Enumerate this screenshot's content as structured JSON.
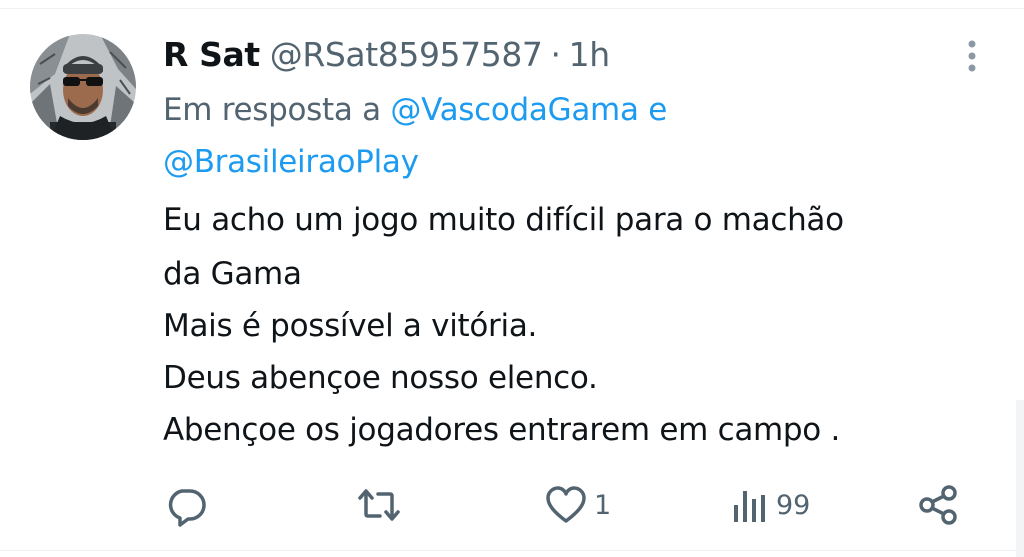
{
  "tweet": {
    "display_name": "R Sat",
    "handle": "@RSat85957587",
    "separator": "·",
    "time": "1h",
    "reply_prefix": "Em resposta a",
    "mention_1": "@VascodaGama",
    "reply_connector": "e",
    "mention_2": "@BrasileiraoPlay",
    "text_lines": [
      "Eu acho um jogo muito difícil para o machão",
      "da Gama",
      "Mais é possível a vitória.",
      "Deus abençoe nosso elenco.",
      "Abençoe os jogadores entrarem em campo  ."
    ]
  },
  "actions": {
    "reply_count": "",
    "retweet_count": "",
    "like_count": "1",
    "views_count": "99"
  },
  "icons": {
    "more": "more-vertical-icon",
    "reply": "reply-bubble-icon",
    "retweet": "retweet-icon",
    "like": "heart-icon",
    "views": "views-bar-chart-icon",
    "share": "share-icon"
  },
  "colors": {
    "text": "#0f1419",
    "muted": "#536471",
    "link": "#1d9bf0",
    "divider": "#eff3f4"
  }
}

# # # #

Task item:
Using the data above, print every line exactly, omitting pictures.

Solution:
Enumerate this screenshot's content as structured JSON.
{
  "tweet": {
    "display_name": "R Sat",
    "handle": "@RSat85957587",
    "separator": "·",
    "time": "1h",
    "reply_prefix": "Em resposta a",
    "mention_1": "@VascodaGama",
    "reply_connector": "e",
    "mention_2": "@BrasileiraoPlay",
    "text_lines": [
      "Eu acho um jogo muito difícil para o machão",
      "da Gama",
      "Mais é possível a vitória.",
      "Deus abençoe nosso elenco.",
      "Abençoe os jogadores entrarem em campo  ."
    ]
  },
  "actions": {
    "reply_count": "",
    "retweet_count": "",
    "like_count": "1",
    "views_count": "99"
  },
  "icons": {
    "more": "more-vertical-icon",
    "reply": "reply-bubble-icon",
    "retweet": "retweet-icon",
    "like": "heart-icon",
    "views": "views-bar-chart-icon",
    "share": "share-icon"
  },
  "colors": {
    "text": "#0f1419",
    "muted": "#536471",
    "link": "#1d9bf0",
    "divider": "#eff3f4"
  }
}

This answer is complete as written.